It was with some surprise that I was notified this month of my lifetime membership, awarded by the Society of Automotive Engineers (SAE), as a result of my 40 year association with them.

Some associations in which I have been a member for many years, such as the Accreditation Commission for Traffic Accident Reconstruction (ACTAR), seemed to work hard at cutting their ties with me. Through progressively more draconian demands they insisted that I fulfill their yearly attendance requirements at their courses from which they gained funds, leading me to cancel my relationship.

In contrast SAE has been a good partner. Over the years they continued to hold their World Congress at Cobo Hall in downtown Detroit. For many years I used to travel there in late February along with many of my associates from the Transport Canada, university-based, research teams, or meeting with fellow consultants, and competitors, from forensic engineering firms in southern-Ontario. SAE eventually moved the World Congress to April of each year.

Anyway the World Congress was, and is, a meeting place of about 40,000 automotive engineers from around the world. The topics of technical presentations at the meetings were vast: Anything you wanted to know about body panels, or coatings, or the latest advances in engine technology were all presented there. I spent my time almost exclusively with the groups presenting at the Accident Reconstruction and Safety Technology sessions.

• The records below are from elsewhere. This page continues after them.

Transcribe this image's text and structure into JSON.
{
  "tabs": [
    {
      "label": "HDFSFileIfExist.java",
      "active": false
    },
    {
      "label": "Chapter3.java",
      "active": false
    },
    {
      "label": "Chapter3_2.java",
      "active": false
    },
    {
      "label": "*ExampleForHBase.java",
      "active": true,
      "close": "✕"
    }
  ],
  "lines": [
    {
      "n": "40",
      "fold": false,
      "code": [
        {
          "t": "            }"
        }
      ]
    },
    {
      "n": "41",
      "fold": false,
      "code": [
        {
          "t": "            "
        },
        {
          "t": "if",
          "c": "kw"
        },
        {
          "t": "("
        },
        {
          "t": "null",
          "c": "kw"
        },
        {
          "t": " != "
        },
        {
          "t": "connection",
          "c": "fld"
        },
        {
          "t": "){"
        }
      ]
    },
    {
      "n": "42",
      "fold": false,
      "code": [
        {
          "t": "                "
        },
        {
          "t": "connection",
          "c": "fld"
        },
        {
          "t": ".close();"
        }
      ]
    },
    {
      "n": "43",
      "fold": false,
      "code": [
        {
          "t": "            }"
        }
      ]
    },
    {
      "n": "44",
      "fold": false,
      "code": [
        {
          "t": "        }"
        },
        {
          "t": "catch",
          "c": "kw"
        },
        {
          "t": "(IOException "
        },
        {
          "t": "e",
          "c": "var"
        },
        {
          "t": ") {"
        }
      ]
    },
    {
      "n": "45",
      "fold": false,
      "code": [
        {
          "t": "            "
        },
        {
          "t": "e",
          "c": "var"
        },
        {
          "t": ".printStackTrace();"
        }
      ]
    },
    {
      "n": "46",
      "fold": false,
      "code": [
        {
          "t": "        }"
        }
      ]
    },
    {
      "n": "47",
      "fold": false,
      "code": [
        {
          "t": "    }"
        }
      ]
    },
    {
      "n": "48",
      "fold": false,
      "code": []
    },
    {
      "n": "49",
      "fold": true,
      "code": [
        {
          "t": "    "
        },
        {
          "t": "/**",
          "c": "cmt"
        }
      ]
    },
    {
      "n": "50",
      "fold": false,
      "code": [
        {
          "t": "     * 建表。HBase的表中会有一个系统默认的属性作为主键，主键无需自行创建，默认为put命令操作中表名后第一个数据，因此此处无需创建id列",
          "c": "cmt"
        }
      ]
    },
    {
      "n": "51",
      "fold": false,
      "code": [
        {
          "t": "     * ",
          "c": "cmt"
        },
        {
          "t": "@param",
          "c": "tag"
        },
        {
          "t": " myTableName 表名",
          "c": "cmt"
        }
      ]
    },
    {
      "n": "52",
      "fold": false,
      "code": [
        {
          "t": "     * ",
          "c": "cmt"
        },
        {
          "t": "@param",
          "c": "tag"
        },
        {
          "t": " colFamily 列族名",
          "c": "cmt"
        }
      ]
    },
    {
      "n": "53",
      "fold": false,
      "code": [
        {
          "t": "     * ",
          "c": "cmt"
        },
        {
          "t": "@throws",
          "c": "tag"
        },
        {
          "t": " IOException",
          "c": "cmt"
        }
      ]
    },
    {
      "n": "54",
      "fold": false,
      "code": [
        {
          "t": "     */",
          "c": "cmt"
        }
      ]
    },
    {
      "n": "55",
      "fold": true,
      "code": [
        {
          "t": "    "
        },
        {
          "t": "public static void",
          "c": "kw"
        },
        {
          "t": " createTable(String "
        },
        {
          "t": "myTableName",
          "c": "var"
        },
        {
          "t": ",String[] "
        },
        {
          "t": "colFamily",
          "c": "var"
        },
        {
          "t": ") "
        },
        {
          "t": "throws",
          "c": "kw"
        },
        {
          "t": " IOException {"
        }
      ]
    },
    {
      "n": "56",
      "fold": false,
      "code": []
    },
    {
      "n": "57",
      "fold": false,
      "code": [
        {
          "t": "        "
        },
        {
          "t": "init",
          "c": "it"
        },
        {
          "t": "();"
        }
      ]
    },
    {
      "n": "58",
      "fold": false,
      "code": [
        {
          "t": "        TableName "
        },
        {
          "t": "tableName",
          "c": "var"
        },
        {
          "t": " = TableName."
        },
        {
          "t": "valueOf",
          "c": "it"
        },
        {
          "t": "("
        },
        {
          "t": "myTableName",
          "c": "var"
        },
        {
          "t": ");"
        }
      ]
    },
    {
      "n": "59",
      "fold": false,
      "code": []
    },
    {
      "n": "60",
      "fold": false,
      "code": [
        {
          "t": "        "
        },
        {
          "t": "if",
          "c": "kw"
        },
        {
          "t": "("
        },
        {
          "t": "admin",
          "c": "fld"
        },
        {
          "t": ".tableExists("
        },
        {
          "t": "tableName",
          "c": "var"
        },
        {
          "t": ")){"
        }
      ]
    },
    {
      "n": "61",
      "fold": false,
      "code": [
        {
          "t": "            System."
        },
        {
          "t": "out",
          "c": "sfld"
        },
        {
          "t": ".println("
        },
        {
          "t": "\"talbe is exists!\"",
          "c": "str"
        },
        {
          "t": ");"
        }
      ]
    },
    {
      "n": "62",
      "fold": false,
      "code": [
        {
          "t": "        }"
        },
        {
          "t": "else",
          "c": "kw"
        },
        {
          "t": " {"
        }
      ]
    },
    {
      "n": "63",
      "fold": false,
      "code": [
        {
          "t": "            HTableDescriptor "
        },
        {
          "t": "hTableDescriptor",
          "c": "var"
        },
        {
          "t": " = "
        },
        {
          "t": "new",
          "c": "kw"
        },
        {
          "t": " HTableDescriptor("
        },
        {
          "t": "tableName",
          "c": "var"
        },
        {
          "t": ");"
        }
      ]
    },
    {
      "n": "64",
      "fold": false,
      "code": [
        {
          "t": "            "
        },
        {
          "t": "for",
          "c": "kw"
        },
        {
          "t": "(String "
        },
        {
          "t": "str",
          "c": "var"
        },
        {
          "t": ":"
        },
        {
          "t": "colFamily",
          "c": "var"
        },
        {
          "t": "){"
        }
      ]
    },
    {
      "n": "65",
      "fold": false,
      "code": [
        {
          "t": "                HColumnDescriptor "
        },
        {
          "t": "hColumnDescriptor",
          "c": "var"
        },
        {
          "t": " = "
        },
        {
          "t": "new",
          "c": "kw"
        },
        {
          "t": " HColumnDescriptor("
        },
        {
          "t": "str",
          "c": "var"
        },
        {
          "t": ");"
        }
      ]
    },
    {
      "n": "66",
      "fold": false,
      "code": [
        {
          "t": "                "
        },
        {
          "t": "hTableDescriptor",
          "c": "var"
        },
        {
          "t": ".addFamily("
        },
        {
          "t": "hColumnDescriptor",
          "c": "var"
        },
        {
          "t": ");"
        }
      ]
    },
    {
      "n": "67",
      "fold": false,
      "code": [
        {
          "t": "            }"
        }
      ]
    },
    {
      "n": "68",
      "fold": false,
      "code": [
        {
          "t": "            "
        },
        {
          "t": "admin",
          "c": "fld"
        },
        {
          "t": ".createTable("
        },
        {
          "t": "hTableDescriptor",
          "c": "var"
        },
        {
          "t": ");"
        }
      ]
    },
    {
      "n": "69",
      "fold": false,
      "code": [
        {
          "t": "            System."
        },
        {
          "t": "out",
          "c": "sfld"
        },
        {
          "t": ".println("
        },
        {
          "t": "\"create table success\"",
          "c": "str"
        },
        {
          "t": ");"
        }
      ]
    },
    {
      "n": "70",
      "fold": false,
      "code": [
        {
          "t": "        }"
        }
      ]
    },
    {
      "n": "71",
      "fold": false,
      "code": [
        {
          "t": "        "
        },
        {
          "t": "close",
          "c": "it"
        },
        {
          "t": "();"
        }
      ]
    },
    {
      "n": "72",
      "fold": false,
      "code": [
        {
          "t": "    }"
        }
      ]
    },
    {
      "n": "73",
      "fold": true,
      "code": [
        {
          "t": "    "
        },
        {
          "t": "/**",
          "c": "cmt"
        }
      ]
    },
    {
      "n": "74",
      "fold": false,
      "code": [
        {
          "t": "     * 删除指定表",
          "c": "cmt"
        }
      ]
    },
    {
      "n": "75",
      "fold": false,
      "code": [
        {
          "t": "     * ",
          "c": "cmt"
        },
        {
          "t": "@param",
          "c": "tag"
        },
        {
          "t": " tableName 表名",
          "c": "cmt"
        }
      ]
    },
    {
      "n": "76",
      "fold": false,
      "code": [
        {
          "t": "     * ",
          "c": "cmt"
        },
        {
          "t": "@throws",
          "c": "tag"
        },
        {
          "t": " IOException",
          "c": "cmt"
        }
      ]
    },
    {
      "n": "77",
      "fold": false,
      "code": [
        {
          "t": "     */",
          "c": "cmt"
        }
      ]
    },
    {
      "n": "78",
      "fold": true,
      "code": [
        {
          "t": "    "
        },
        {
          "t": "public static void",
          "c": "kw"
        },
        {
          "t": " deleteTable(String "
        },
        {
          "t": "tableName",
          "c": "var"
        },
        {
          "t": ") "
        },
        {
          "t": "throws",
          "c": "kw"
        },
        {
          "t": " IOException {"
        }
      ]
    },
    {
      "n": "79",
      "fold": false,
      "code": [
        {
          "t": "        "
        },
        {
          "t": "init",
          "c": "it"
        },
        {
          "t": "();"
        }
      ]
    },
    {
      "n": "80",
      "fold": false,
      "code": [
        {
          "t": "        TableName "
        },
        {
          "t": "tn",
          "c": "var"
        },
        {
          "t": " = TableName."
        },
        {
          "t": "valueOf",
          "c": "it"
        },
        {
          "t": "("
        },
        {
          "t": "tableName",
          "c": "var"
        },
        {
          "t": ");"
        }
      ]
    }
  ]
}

In this 2009 advert at the SAE World Congress the concept of electric or hydrogen powered cars were the latest buzz words.

Full-scale concept cars such as this hydrogen-powered vehicle was displayed at the World Congress, like many new concepts are today.

In 2009 robotic laser scanners were still relatively new tools in the engineering world, particularly for small forensic engineering firms, and their functioning was displayed at the SAE World Congress.

It was at the Safety Technology sessions that I gained an appreciation of the complexities involved in mitigating the effects of automotive collisions. Much testing with anthropometric dummies with sled and barrier tests was reported in complex analyses that only those deeply involved in similar testing could fully understand. Yet by listening one could get some idea of the primary issues. One could be assured that, when some complex issue arose in the real world, there was a deep analysis of it in this group of SAE sessions.

The other sessions I regularly attended were those in Accident Reconstruction. It is silly to me now, like it was at the very beginning, how some persons insisted that one could not use the word “accident” as there was no such thing as a collision that did not involve human fault. Fortunately the engineers presenting at the SAE World Congress had better things to do than play with such silly definitions. Yet there was much more competition and agitation in the Accident Reconstruction sessions than in the Safety Technology sessions. It was likely because these sessions involved the gathering of many forensic experts who either worked for plaintiff or defense clients in various justice system settings. It was not once that two engineers entered into a shouting match over some technical issue that came up at some recent trial where the engineers were at opposing ends of a engineering-legal argument. Yet there was also much reporting on new testing of reconstruction methods and tools. The vendors of computer simulation and animation programs presented their various tools comparing one to another. I, like many consultants, ended up purchasing many manuals containing the details of the technical papers. These papers were used as citations in reports for client cases.

In short my membership in the SAE was, and is, a great learning and connecting experience. It is an honour to me personally that I may continue my association with this far-reaching group of exceptional thinkers and solvers of transportation problems that rise up with each new generation.